The best releases this month – or at least some of them – no space for Sterns Music: Africa – 50 Years of Independence 1960-2010 (18CD + Book) [Box Set] or the Ninja Tune xx [box set] celebrating their twenty year anniversary.
I heard this on the radio this morning and it completely floored me. I have to admit I’ve never been very aware of Rameau. He’s a contemporary of Lully and Couperin, who I know slightly better. I thought I wasn’t a big fan of solo harpsichord, because it always seemed slightly cold to me (skeletons copulating on a corrugated tin roof…)
But this is completely beautiful and passionate and…Rocking!
I’m not sure this is the best version, but once I find the best version, and save up all my money, I’m getting this!
Here’s some photos requested by Maki & WilliamB on the earworm post this week, no idea why they disappeared from my blog, I tried to post them into the Earworm post comments but I seem to have forgotten how to do it, they’re all related to a Taj concert from some years back. The story’s at: http://goneforeign.blogspot.com
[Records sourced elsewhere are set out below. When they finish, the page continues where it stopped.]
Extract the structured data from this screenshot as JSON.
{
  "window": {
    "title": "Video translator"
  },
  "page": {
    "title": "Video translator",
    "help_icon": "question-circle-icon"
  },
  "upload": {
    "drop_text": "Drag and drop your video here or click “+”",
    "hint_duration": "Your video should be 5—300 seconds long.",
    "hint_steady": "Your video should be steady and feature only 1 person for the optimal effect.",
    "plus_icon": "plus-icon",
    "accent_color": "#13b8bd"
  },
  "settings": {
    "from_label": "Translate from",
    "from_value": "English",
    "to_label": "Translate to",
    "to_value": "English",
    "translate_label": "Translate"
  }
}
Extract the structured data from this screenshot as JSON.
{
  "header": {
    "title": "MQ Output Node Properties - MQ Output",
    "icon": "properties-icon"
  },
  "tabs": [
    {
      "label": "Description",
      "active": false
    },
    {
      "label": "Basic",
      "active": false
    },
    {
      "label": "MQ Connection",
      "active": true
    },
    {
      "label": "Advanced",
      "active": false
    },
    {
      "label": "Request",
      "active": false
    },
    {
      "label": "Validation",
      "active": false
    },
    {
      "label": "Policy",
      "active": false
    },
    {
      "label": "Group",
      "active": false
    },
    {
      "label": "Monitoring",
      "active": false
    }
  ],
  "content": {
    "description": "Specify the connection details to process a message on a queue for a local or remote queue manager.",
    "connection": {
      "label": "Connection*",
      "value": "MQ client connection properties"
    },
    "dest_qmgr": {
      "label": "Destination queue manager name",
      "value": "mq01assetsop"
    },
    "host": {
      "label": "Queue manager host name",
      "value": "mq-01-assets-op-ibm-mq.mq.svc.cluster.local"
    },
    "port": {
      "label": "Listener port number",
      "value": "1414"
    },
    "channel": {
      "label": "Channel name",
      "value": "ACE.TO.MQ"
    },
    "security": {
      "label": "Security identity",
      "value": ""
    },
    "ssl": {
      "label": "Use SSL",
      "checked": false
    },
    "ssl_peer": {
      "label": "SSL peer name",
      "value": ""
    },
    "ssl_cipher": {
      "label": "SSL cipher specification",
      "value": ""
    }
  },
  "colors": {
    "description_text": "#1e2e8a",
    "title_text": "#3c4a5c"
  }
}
At the risk of offending any RRegulars not based in London – would anyone be up for a micro-Social next Thursday (October 8th)? It’s theBoyWonder’s birthday on Sunday and as there’s nothing material he wants (!), I’ve taken sourpus‘ advice and booked a Flight For 50p. We’ll be staying somewhere in central London Wednesday night – and meeting my sister that afternoon for the first time in over 10 years, hence the song – and Thursday night we have to get back out to Stansted. So, if anyone’s got time for a pint, please let me know!
We’re going to be on an extremely tight budget, so I’d be glad of any suggestions for cheap entertainment, especially if there’s music on anywhere for under a tenner (and they’d let a 15 year-old in). I’m planning on doing a lot of walking, maybe dropping by the South Bank to see if there’s anything on around lunchtime, and I’d like to take the boy out to Greenwich (is it true the pie shop’s gone?!). Apart from that we’re open to offers!
I’m off to do Motherly things until bedtime, but I would be ecstatic to find replies to this thread when I check back in tonight or tomorrow…
I was listening last week to Gillian Welch and David Rawlings doing a session on Bob Harris’ country music programme, and when they were talking about their new album they mentioned they’d got Benmont Tench, of the Heartbreakers, playing on it. Started me thinking about genre-crossing musicians – of course, lots of people who are in bands do studio work for other people as well, but do they usually stick to one genre or do they move around a bit?
The obvious pick for this (for me) would be Danny Thompson, who plays jazz, has worked with Pentangle and RT’s touring band, and also appears doing trad folk on Transatlantic Sessions. But he hasn’t got such a cool name.
So here for your delight are Tom Petty and the Heartbreakers’ version of ‘Ballad Of Easy Rider’, and the Dave Rawlings Machine with ‘Ruby’. Spot Benmont in both and my questions are:
1 Which is YOUR favourite genre-crossing musician? and
2 Is there a cooler name than Benjamin Montmorency Tench III?
What do you get if you take a little more than a pinch of free jazz saxophone, a whole bucketload of experimental early 70’s free rock, and erm…dark-brown-eyed soul, chuck in some Jethro Tull style prog flute; and to top it all off, rope in a cheesy crooning lounge singer to wail over the top?
“Love Will Make A Better You” by one-off session group Love Live Life + 1. Made and released in 1971, the band was put together by super-producer Orita Ikuzo mainly in order to feature guitarist extraordinaire Mizutani Kimio and featuring Japan’s answer to Tom Jones, Fuse Akira (one time husband of English actress Olivia Hussey trivia fans!) on vocals. With so many disparate elements the album could have been either a triumph or a disaster, and for me too the jury was out for the first couple of listens, but I soon came to dig not only the audacity of kicking off with a side-long meltdown of experimental-free-jazz-saxophone-guitar-rock that walks the line somewhere between Ornette Coleman,70’s rock and (according to Julian Cope) Sly Stone, before moving on to shorter and sweeter chaotic-soul-jazz-rock stompers, but also the quality of the playing and the fact that it still sounds fresh and relevant today despite some obvious dated reference points.
See what you think by listening below or ripping from Dropbox if it sounds like a keeper!
I really enjoyed a wonderful live concert by Manuel Goettsching at La Géode in Paris this summer. After having listened to his music for years and been inspired by the incredible sounds he coaxes from his guitar, it was fascinating to see him programming his music like a science professor peering at an experiment and then pick up the guitar and take flight…
The big news is, he’s playing in Great Britain for the first time in over 10 years this winter. His next solo concert will take place on the 11th of December in Glasgow at STEREO. I’ll certainly try and make it so I can go and see my folks at the same time.
Here’s an extract of his concert at La Géode and you can get more details of the Glasgow gig on his website: http://www.ashra.com I hope to catch up with some of you in Glasgae…